Then, in October of 2017, we moved to Harrisonburg (see map below), into office space once occupied by a regional supplier of office products and furniture. We didn’t give much thought to what had transpired in our office prior to our arrival — until we started getting people wandering into our new space looking for the “office supply people.” Even when we told these well-meaning folks that the former tenants moved out and had been replaced by a completely different kind of business, they often stared blankly, nonplussed and seemingly confounded by the concept we were presenting. It seems that, because we had no strong branding on the outside of the building, our visitors were unwilling or unable to accept the change that confronted them.
“Why did the office supply people leave?”
“Where did they go?”
“Do you sell office supplies?”
These were the kinds of questions we often received, to which we responded, as kindly as we could, “No, we don’t know where the office supply people went. And, no, we’re not an office supply company but a strategic communications firm. We can’t sell you two reams of 20-pound bond or a case of sticky notes, though we can let you borrow a pen or a pencil.”
At the same time, we noticed another strange phenomenon. Delivery people found it challenging to get to our office or to even determine which office was which once they found the correct building. That’s because each unit was subtly marked with a single letter on a simple wooden sign. The photos below show what our entrance looked like right after we moved in.
We became acutely aware of our lack of exterior Cobalt branding and decided to make an upgrade. We asked Cobalt art director Mark Miller to evaluate our new digs and recommend a solution, understanding that we couldn’t affix anything to the decorative wooden facade above the doors. Our only option was to install a small sign on the exterior brick wall and make use of the wide entryway in front of the entrance.
Mark’s proposed design can be seen below:
Thanks to the good work of Cobalt Senior Project Manager and Production Specialist Steve DeLuca, we were able to submit the fabrication of the metal-and-acrylic sign to PhotoWorksGroup in Charlottesville and the exterior rubber mat to Mat Logo, Inc.
Everything delivered between December and February, and the final result looked exactly as Mark envisioned it in his mockups. The photos below capture the installation of our new sign, which left us feeling branded, located and … established. We think it’s an omen of great things to come.
Read below to learn more about the history of signs as vital communications tools.
Sign-tology: Seven Surprising Facts about Signs
- The ancient Egyptians and Greeks used signs for advertising, though it was the Romans who created signboards by whitewashing sections of walls for suitable inscriptions.
- The earliest signs didn’t contain words but icons and pictographs — because the general public couldn’t read. After the invention of printing by movable type, it didn’t take long for printed handbills, flyers, broadsheets, and posters to appear in abundance on walls and fences — and for “post no bills” warnings.

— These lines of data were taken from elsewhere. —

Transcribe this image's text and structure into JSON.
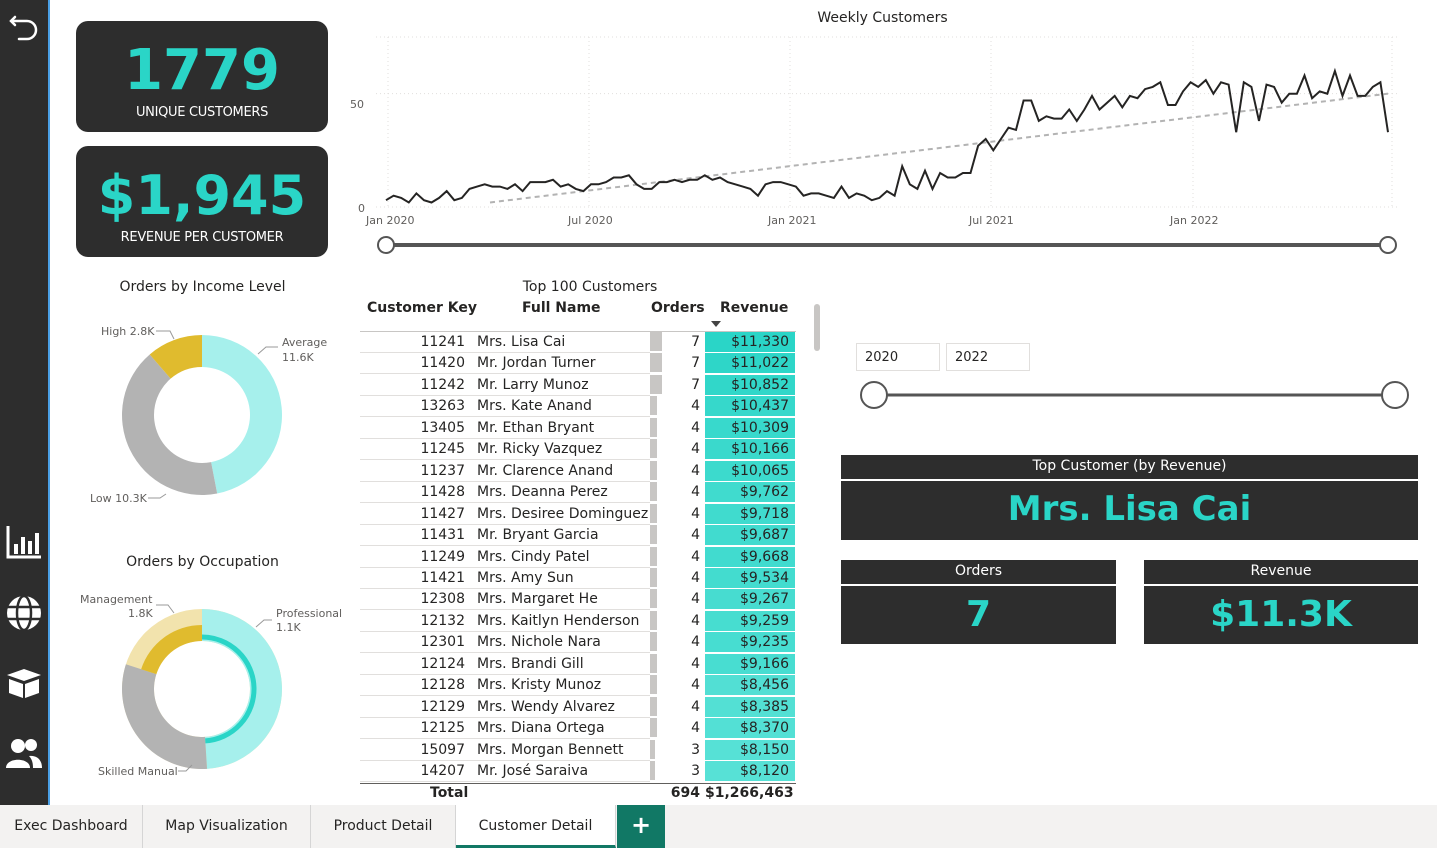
{
  "sidebar": {
    "back_icon": "undo-arrow-icon",
    "items": [
      {
        "icon": "bar-chart-icon"
      },
      {
        "icon": "globe-icon"
      },
      {
        "icon": "box-icon"
      },
      {
        "icon": "users-icon"
      }
    ]
  },
  "kpis": {
    "unique_customers": {
      "value": "1779",
      "label": "UNIQUE CUSTOMERS"
    },
    "revenue_per_customer": {
      "value": "$1,945",
      "label": "REVENUE PER CUSTOMER"
    }
  },
  "weekly_chart": {
    "title": "Weekly Customers",
    "y_ticks": [
      "50",
      "0"
    ],
    "x_ticks": [
      "Jan 2020",
      "Jul 2020",
      "Jan 2021",
      "Jul 2021",
      "Jan 2022"
    ]
  },
  "chart_data": [
    {
      "type": "line",
      "title": "Weekly Customers",
      "xlabel": "",
      "ylabel": "",
      "ylim": [
        0,
        75
      ],
      "x_ticks": [
        "Jan 2020",
        "Jul 2020",
        "Jan 2021",
        "Jul 2021",
        "Jan 2022"
      ],
      "x_start": "2020-01-01",
      "x_end": "2022-06-30",
      "series": [
        {
          "values": [
            3,
            5,
            4,
            2,
            6,
            3,
            2,
            4,
            7,
            3,
            4,
            8,
            9,
            10,
            9,
            9,
            8,
            10,
            7,
            11,
            11,
            11,
            12,
            9,
            10,
            8,
            7,
            10,
            10,
            11,
            13,
            13,
            14,
            10,
            8,
            8,
            11,
            11,
            12,
            11,
            12,
            12,
            14,
            12,
            13,
            11,
            10,
            9,
            8,
            5,
            10,
            11,
            11,
            10,
            9,
            5,
            6,
            6,
            5,
            4,
            9,
            4,
            6,
            5,
            3,
            4,
            7,
            5,
            18,
            10,
            8,
            16,
            8,
            15,
            13,
            13,
            15,
            15,
            27,
            30,
            25,
            30,
            35,
            34,
            47,
            47,
            38,
            40,
            39,
            39,
            43,
            38,
            43,
            49,
            43,
            46,
            49,
            44,
            49,
            48,
            52,
            53,
            55,
            45,
            45,
            51,
            55,
            53,
            56,
            50,
            55,
            54,
            33,
            55,
            53,
            38,
            54,
            53,
            46,
            50,
            50,
            58,
            48,
            51,
            50,
            60,
            49,
            58,
            49,
            49,
            53,
            55,
            33
          ]
        },
        {
          "name": "trend",
          "values_from_to": [
            2,
            50
          ]
        }
      ]
    },
    {
      "type": "pie",
      "title": "Orders by Income Level",
      "categories": [
        "Average",
        "Low",
        "High"
      ],
      "values": [
        11600,
        10300,
        2800
      ],
      "labels": [
        "Average 11.6K",
        "Low 10.3K",
        "High 2.8K"
      ]
    },
    {
      "type": "pie",
      "title": "Orders by Occupation",
      "categories": [
        "Professional",
        "Skilled Manual",
        "Management"
      ],
      "values": [
        49,
        31,
        20
      ],
      "labels": [
        "Professional 1.1K",
        "Skilled Manual",
        "Management 1.8K"
      ]
    }
  ],
  "income_chart": {
    "title": "Orders by Income Level",
    "labels": {
      "high": "High 2.8K",
      "average_1": "Average",
      "average_2": "11.6K",
      "low": "Low 10.3K"
    }
  },
  "occupation_chart": {
    "title": "Orders by Occupation",
    "labels": {
      "management_1": "Management",
      "management_2": "1.8K",
      "professional_1": "Professional",
      "professional_2": "1.1K",
      "skilled": "Skilled Manual"
    }
  },
  "table": {
    "title": "Top 100 Customers",
    "columns": [
      "Customer Key",
      "Full Name",
      "Orders",
      "Revenue"
    ],
    "rows": [
      {
        "key": "11241",
        "name": "Mrs. Lisa Cai",
        "orders": "7",
        "revenue": "$11,330",
        "v": 11330
      },
      {
        "key": "11420",
        "name": "Mr. Jordan Turner",
        "orders": "7",
        "revenue": "$11,022",
        "v": 11022
      },
      {
        "key": "11242",
        "name": "Mr. Larry Munoz",
        "orders": "7",
        "revenue": "$10,852",
        "v": 10852
      },
      {
        "key": "13263",
        "name": "Mrs. Kate Anand",
        "orders": "4",
        "revenue": "$10,437",
        "v": 10437
      },
      {
        "key": "13405",
        "name": "Mr. Ethan Bryant",
        "orders": "4",
        "revenue": "$10,309",
        "v": 10309
      },
      {
        "key": "11245",
        "name": "Mr. Ricky Vazquez",
        "orders": "4",
        "revenue": "$10,166",
        "v": 10166
      },
      {
        "key": "11237",
        "name": "Mr. Clarence Anand",
        "orders": "4",
        "revenue": "$10,065",
        "v": 10065
      },
      {
        "key": "11428",
        "name": "Mrs. Deanna Perez",
        "orders": "4",
        "revenue": "$9,762",
        "v": 9762
      },
      {
        "key": "11427",
        "name": "Mrs. Desiree Dominguez",
        "orders": "4",
        "revenue": "$9,718",
        "v": 9718
      },
      {
        "key": "11431",
        "name": "Mr. Bryant Garcia",
        "orders": "4",
        "revenue": "$9,687",
        "v": 9687
      },
      {
        "key": "11249",
        "name": "Mrs. Cindy Patel",
        "orders": "4",
        "revenue": "$9,668",
        "v": 9668
      },
      {
        "key": "11421",
        "name": "Mrs. Amy Sun",
        "orders": "4",
        "revenue": "$9,534",
        "v": 9534
      },
      {
        "key": "12308",
        "name": "Mrs. Margaret He",
        "orders": "4",
        "revenue": "$9,267",
        "v": 9267
      },
      {
        "key": "12132",
        "name": "Mrs. Kaitlyn Henderson",
        "orders": "4",
        "revenue": "$9,259",
        "v": 9259
      },
      {
        "key": "12301",
        "name": "Mrs. Nichole Nara",
        "orders": "4",
        "revenue": "$9,235",
        "v": 9235
      },
      {
        "key": "12124",
        "name": "Mrs. Brandi Gill",
        "orders": "4",
        "revenue": "$9,166",
        "v": 9166
      },
      {
        "key": "12128",
        "name": "Mrs. Kristy Munoz",
        "orders": "4",
        "revenue": "$8,456",
        "v": 8456
      },
      {
        "key": "12129",
        "name": "Mrs. Wendy Alvarez",
        "orders": "4",
        "revenue": "$8,385",
        "v": 8385
      },
      {
        "key": "12125",
        "name": "Mrs. Diana Ortega",
        "orders": "4",
        "revenue": "$8,370",
        "v": 8370
      },
      {
        "key": "15097",
        "name": "Mrs. Morgan Bennett",
        "orders": "3",
        "revenue": "$8,150",
        "v": 8150
      },
      {
        "key": "14207",
        "name": "Mr. José Saraiva",
        "orders": "3",
        "revenue": "$8,120",
        "v": 8120
      }
    ],
    "total": {
      "label": "Total",
      "orders": "694",
      "revenue": "$1,266,463"
    }
  },
  "date_slicer": {
    "start": "2020",
    "end": "2022"
  },
  "top_customer": {
    "title": "Top Customer (by Revenue)",
    "name": "Mrs. Lisa Cai"
  },
  "top_orders": {
    "title": "Orders",
    "value": "7"
  },
  "top_revenue": {
    "title": "Revenue",
    "value": "$11.3K"
  },
  "tabs": [
    {
      "label": "Exec Dashboard"
    },
    {
      "label": "Map Visualization"
    },
    {
      "label": "Product Detail"
    },
    {
      "label": "Customer Detail"
    }
  ],
  "add_tab_label": "+",
  "colors": {
    "accent": "#2ad5c7",
    "dark": "#2d2d2d",
    "grey": "#b3b3b3",
    "gold": "#e0bb2e",
    "light_teal": "#a6f0ec",
    "light_gold": "#f2e3ad"
  }
}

- America put national standards for road signs in place in 1935, but the success (and failure) of signs captured the attention of designers, urban planners and highway safety administrators.
- In 1973, the Society for Experiential Graphic Design (SEGD) was founded to study how signs can be used effectively to orient people and guide them through space. This led to a new movement — and a new word, wayfinding, first coined by urban planner Kevin Lynch in his influential book Image of the City as “way-finding,” which evolved in the 1970s to its modern form and definition: information systems that guide people through a physical environment and enhance their understanding and experience of the space.
- Wayfinding is essential in built environments large and small. In New York City, the DOT Sign Shop employs a 22-person team in Maspeth, Queens, to make sure city residents can navigate roads, sidewalks and subway systems.
- In 2010, NYC Sign Shop workers received a jolt when the Federal Highway Administration required all street signs — more than 250,000 total — be switched to lowercase for safety and legibility reasons. The cost to replace the signage was estimated at $27.6 million.
- Some city signs, long faded and lost to modern travelers, are getting a new life, thanks to “ghostsign” artists. They use a technique called projection mapping to illuminate walls and other urban structures with digitally remastered artwork.